───── DATA
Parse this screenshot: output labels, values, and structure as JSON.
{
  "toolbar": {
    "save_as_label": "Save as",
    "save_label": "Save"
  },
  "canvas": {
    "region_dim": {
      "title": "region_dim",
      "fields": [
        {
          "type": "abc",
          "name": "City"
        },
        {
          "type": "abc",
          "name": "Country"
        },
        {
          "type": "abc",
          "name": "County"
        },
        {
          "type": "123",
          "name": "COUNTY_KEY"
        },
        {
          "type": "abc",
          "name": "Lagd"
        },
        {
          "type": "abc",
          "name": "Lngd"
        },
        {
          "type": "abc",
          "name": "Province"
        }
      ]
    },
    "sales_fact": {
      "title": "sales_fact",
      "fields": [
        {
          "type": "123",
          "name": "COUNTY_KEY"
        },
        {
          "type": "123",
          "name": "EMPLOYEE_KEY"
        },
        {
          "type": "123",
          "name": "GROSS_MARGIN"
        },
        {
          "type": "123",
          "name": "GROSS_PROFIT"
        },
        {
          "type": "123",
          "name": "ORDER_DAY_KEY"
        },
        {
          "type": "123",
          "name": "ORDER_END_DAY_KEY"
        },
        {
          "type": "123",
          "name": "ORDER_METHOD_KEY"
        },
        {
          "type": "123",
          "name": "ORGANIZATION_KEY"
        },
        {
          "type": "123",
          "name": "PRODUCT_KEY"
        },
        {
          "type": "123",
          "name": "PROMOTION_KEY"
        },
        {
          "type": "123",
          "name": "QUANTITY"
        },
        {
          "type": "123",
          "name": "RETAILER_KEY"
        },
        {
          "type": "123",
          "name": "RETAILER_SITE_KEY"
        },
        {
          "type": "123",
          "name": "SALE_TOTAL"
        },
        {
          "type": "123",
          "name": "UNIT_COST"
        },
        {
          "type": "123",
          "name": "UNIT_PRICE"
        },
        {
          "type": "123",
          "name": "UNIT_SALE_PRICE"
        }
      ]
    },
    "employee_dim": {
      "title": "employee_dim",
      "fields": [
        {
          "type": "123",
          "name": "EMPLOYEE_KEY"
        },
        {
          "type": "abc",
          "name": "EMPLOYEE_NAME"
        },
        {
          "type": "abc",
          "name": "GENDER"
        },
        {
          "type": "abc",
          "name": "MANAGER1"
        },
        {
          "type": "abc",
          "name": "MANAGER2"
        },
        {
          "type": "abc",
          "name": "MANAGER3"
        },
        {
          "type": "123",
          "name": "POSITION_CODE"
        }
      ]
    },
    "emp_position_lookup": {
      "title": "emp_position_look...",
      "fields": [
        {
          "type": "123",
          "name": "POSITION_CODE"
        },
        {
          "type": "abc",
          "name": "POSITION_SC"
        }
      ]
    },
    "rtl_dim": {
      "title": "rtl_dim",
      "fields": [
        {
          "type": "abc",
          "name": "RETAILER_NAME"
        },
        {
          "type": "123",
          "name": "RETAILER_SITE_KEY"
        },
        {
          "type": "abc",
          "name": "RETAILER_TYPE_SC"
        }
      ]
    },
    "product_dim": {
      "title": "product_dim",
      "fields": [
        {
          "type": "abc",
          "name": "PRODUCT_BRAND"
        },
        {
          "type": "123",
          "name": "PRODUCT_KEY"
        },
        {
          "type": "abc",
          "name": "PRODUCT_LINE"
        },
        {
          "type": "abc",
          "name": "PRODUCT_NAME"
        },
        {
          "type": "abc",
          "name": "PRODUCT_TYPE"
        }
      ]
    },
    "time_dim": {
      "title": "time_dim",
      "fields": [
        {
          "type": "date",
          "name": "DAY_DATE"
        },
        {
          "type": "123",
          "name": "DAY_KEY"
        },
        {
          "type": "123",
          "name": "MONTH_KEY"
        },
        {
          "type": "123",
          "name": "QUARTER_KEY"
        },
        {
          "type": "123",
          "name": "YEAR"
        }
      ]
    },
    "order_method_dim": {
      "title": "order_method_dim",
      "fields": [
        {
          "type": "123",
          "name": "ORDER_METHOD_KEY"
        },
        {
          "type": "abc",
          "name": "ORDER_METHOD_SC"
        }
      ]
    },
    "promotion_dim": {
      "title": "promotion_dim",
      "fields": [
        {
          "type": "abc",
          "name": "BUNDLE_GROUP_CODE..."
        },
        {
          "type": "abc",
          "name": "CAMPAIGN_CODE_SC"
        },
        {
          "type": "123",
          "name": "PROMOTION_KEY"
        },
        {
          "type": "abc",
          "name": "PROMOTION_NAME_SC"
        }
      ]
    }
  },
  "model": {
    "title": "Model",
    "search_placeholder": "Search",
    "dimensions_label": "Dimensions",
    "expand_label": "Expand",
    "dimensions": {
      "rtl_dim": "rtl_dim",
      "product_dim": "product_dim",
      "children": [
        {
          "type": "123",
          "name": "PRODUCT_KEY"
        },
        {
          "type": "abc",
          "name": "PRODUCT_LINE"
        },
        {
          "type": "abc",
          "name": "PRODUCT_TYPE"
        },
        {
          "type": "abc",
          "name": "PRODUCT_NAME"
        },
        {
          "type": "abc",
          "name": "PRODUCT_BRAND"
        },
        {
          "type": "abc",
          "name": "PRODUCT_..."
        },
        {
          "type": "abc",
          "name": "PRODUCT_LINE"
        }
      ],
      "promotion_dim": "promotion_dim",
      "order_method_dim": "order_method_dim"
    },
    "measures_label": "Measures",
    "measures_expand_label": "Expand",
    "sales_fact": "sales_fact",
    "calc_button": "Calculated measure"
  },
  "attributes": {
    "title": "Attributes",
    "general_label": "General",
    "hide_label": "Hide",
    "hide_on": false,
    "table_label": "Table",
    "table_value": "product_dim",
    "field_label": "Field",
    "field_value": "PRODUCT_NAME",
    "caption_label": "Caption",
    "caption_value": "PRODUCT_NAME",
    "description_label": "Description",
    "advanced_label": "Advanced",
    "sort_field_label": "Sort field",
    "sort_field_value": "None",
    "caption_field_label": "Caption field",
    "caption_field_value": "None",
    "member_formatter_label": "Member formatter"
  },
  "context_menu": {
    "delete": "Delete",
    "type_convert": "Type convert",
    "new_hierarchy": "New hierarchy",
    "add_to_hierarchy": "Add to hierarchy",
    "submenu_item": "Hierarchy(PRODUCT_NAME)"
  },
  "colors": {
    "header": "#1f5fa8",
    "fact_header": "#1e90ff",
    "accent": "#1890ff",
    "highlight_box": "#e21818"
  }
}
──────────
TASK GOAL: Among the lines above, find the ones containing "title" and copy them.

EXERCISE ANSWER:
      "title": "region_dim",
      "title": "sales_fact",
      "title": "employee_dim",
      "title": "emp_position_look...",
      "title": "rtl_dim",
      "title": "product_dim",
      "title": "time_dim",
      "title": "order_method_dim",
      "title": "promotion_dim",
    "title": "Model",
    "title": "Attributes",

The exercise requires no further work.